Exercise instructions:
Return every record exactly as it appears. Leave nothing out.

Data excerpts:

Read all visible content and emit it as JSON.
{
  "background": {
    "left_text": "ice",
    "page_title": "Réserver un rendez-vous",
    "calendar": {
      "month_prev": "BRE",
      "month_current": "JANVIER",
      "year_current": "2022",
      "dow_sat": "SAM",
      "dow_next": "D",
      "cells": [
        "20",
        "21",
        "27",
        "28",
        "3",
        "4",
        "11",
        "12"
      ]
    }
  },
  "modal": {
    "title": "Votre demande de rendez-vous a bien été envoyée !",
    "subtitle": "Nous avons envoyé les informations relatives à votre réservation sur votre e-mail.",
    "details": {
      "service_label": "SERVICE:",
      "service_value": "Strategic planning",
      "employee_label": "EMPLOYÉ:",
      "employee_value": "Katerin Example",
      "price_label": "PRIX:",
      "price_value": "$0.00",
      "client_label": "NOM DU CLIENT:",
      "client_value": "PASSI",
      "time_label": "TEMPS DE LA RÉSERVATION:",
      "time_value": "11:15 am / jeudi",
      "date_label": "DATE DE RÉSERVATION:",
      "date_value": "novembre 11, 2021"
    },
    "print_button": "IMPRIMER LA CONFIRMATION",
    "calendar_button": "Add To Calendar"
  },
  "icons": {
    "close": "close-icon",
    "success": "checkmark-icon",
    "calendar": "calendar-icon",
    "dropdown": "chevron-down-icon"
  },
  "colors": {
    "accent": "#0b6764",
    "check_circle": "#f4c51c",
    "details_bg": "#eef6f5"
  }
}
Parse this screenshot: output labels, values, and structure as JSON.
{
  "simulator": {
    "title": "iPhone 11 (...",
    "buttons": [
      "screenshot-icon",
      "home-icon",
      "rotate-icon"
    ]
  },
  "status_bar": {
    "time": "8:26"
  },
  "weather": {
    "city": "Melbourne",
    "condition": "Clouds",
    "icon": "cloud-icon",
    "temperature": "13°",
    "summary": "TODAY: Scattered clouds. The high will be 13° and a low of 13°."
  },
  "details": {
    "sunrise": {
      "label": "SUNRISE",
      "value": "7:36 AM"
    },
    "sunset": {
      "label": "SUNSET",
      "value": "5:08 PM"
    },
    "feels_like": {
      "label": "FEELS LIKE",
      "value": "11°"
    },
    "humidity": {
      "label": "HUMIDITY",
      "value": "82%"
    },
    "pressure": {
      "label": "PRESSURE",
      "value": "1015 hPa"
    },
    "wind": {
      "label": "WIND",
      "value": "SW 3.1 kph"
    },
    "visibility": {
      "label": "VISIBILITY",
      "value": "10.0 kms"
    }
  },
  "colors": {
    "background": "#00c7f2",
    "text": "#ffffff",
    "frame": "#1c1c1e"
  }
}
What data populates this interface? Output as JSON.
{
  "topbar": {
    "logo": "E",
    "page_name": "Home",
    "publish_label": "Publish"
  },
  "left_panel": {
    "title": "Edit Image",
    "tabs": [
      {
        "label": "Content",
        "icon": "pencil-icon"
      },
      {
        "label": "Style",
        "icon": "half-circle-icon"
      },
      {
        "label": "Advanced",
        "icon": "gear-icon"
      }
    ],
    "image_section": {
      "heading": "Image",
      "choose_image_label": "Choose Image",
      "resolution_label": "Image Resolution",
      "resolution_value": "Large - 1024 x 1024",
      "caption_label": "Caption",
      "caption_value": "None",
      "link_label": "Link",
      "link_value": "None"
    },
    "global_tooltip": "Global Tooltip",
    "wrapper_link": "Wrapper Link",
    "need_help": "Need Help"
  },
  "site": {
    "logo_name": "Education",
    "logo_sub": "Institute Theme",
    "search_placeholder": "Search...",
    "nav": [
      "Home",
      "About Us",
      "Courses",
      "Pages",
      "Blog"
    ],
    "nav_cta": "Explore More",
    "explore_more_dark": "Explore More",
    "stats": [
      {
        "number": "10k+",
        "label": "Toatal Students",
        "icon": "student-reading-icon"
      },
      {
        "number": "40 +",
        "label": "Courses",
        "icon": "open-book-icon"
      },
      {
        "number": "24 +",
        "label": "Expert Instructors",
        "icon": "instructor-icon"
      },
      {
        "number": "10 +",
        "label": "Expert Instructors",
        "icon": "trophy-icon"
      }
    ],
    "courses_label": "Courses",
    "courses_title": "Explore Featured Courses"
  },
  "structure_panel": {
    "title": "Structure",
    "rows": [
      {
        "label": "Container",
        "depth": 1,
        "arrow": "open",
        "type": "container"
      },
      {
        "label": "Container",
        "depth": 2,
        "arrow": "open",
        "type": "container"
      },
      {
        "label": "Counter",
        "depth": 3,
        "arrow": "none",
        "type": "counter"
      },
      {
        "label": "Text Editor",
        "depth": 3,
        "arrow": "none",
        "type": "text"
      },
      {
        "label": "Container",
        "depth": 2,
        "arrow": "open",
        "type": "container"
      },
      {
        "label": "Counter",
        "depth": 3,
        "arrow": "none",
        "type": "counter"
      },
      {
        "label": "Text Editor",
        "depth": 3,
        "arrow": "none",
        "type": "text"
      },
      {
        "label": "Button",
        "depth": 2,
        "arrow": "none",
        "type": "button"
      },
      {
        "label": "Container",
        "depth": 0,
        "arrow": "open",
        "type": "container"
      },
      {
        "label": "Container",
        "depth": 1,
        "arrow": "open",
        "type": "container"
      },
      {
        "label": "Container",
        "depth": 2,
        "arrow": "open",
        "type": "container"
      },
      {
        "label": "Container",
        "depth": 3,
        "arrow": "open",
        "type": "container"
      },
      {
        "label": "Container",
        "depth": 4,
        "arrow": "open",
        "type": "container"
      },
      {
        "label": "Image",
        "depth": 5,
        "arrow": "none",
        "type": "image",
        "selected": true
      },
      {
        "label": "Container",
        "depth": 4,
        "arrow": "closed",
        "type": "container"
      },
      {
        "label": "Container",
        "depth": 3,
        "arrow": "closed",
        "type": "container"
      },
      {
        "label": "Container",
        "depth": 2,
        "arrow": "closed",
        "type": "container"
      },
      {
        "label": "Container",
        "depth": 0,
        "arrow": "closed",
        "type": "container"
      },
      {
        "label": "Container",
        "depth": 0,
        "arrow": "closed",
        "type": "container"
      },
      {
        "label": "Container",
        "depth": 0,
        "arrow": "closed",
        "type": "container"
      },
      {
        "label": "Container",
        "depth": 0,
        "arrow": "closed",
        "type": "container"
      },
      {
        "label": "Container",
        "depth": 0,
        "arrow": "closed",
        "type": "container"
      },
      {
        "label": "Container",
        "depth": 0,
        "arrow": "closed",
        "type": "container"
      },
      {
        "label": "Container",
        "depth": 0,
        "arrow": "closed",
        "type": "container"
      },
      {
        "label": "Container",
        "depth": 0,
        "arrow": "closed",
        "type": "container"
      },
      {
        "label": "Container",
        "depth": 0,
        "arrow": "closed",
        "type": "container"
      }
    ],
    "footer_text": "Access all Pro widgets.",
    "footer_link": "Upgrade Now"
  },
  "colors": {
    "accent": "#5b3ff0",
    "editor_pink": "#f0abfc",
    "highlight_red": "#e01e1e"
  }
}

Solution to the problem:
Read all visible content and emit it as JSON.
{
  "background": {
    "left_text": "ice",
    "page_title": "Réserver un rendez-vous",
    "calendar": {
      "month_prev": "BRE",
      "month_current": "JANVIER",
      "year_current": "2022",
      "dow_sat": "SAM",
      "dow_next": "D",
      "cells": [
        "20",
        "21",
        "27",
        "28",
        "3",
        "4",
        "11",
        "12"
      ]
    }
  },
  "modal": {
    "title": "Votre demande de rendez-vous a bien été envoyée !",
    "subtitle": "Nous avons envoyé les informations relatives à votre réservation sur votre e-mail.",
    "details": {
      "service_label": "SERVICE:",
      "service_value": "Strategic planning",
      "employee_label": "EMPLOYÉ:",
      "employee_value": "Katerin Example",
      "price_label": "PRIX:",
      "price_value": "$0.00",
      "client_label": "NOM DU CLIENT:",
      "client_value": "PASSI",
      "time_label": "TEMPS DE LA RÉSERVATION:",
      "time_value": "11:15 am / jeudi",
      "date_label": "DATE DE RÉSERVATION:",
      "date_value": "novembre 11, 2021"
    },
    "print_button": "IMPRIMER LA CONFIRMATION",
    "calendar_button": "Add To Calendar"
  },
  "icons": {
    "close": "close-icon",
    "success": "checkmark-icon",
    "calendar": "calendar-icon",
    "dropdown": "chevron-down-icon"
  },
  "colors": {
    "accent": "#0b6764",
    "check_circle": "#f4c51c",
    "details_bg": "#eef6f5"
  }
}
Parse this screenshot: output labels, values, and structure as JSON.
{
  "simulator": {
    "title": "iPhone 11 (...",
    "buttons": [
      "screenshot-icon",
      "home-icon",
      "rotate-icon"
    ]
  },
  "status_bar": {
    "time": "8:26"
  },
  "weather": {
    "city": "Melbourne",
    "condition": "Clouds",
    "icon": "cloud-icon",
    "temperature": "13°",
    "summary": "TODAY: Scattered clouds. The high will be 13° and a low of 13°."
  },
  "details": {
    "sunrise": {
      "label": "SUNRISE",
      "value": "7:36 AM"
    },
    "sunset": {
      "label": "SUNSET",
      "value": "5:08 PM"
    },
    "feels_like": {
      "label": "FEELS LIKE",
      "value": "11°"
    },
    "humidity": {
      "label": "HUMIDITY",
      "value": "82%"
    },
    "pressure": {
      "label": "PRESSURE",
      "value": "1015 hPa"
    },
    "wind": {
      "label": "WIND",
      "value": "SW 3.1 kph"
    },
    "visibility": {
      "label": "VISIBILITY",
      "value": "10.0 kms"
    }
  },
  "colors": {
    "background": "#00c7f2",
    "text": "#ffffff",
    "frame": "#1c1c1e"
  }
}
What data populates this interface? Output as JSON.
{
  "topbar": {
    "logo": "E",
    "page_name": "Home",
    "publish_label": "Publish"
  },
  "left_panel": {
    "title": "Edit Image",
    "tabs": [
      {
        "label": "Content",
        "icon": "pencil-icon"
      },
      {
        "label": "Style",
        "icon": "half-circle-icon"
      },
      {
        "label": "Advanced",
        "icon": "gear-icon"
      }
    ],
    "image_section": {
      "heading": "Image",
      "choose_image_label": "Choose Image",
      "resolution_label": "Image Resolution",
      "resolution_value": "Large - 1024 x 1024",
      "caption_label": "Caption",
      "caption_value": "None",
      "link_label": "Link",
      "link_value": "None"
    },
    "global_tooltip": "Global Tooltip",
    "wrapper_link": "Wrapper Link",
    "need_help": "Need Help"
  },
  "site": {
    "logo_name": "Education",
    "logo_sub": "Institute Theme",
    "search_placeholder": "Search...",
    "nav": [
      "Home",
      "About Us",
      "Courses",
      "Pages",
      "Blog"
    ],
    "nav_cta": "Explore More",
    "explore_more_dark": "Explore More",
    "stats": [
      {
        "number": "10k+",
        "label": "Toatal Students",
        "icon": "student-reading-icon"
      },
      {
        "number": "40 +",
        "label": "Courses",
        "icon": "open-book-icon"
      },
      {
        "number": "24 +",
        "label": "Expert Instructors",
        "icon": "instructor-icon"
      },
      {
        "number": "10 +",
        "label": "Expert Instructors",
        "icon": "trophy-icon"
      }
    ],
    "courses_label": "Courses",
    "courses_title": "Explore Featured Courses"
  },
  "structure_panel": {
    "title": "Structure",
    "rows": [
      {
        "label": "Container",
        "depth": 1,
        "arrow": "open",
        "type": "container"
      },
      {
        "label": "Container",
        "depth": 2,
        "arrow": "open",
        "type": "container"
      },
      {
        "label": "Counter",
        "depth": 3,
        "arrow": "none",
        "type": "counter"
      },
      {
        "label": "Text Editor",
        "depth": 3,
        "arrow": "none",
        "type": "text"
      },
      {
        "label": "Container",
        "depth": 2,
        "arrow": "open",
        "type": "container"
      },
      {
        "label": "Counter",
        "depth": 3,
        "arrow": "none",
        "type": "counter"
      },
      {
        "label": "Text Editor",
        "depth": 3,
        "arrow": "none",
        "type": "text"
      },
      {
        "label": "Button",
        "depth": 2,
        "arrow": "none",
        "type": "button"
      },
      {
        "label": "Container",
        "depth": 0,
        "arrow": "open",
        "type": "container"
      },
      {
        "label": "Container",
        "depth": 1,
        "arrow": "open",
        "type": "container"
      },
      {
        "label": "Container",
        "depth": 2,
        "arrow": "open",
        "type": "container"
      },
      {
        "label": "Container",
        "depth": 3,
        "arrow": "open",
        "type": "container"
      },
      {
        "label": "Container",
        "depth": 4,
        "arrow": "open",
        "type": "container"
      },
      {
        "label": "Image",
        "depth": 5,
        "arrow": "none",
        "type": "image",
        "selected": true
      },
      {
        "label": "Container",
        "depth": 4,
        "arrow": "closed",
        "type": "container"
      },
      {
        "label": "Container",
        "depth": 3,
        "arrow": "closed",
        "type": "container"
      },
      {
        "label": "Container",
        "depth": 2,
        "arrow": "closed",
        "type": "container"
      },
      {
        "label": "Container",
        "depth": 0,
        "arrow": "closed",
        "type": "container"
      },
      {
        "label": "Container",
        "depth": 0,
        "arrow": "closed",
        "type": "container"
      },
      {
        "label": "Container",
        "depth": 0,
        "arrow": "closed",
        "type": "container"
      },
      {
        "label": "Container",
        "depth": 0,
        "arrow": "closed",
        "type": "container"
      },
      {
        "label": "Container",
        "depth": 0,
        "arrow": "closed",
        "type": "container"
      },
      {
        "label": "Container",
        "depth": 0,
        "arrow": "closed",
        "type": "container"
      },
      {
        "label": "Container",
        "depth": 0,
        "arrow": "closed",
        "type": "container"
      },
      {
        "label": "Container",
        "depth": 0,
        "arrow": "closed",
        "type": "container"
      },
      {
        "label": "Container",
        "depth": 0,
        "arrow": "closed",
        "type": "container"
      }
    ],
    "footer_text": "Access all Pro widgets.",
    "footer_link": "Upgrade Now"
  },
  "colors": {
    "accent": "#5b3ff0",
    "editor_pink": "#f0abfc",
    "highlight_red": "#e01e1e"
  }
}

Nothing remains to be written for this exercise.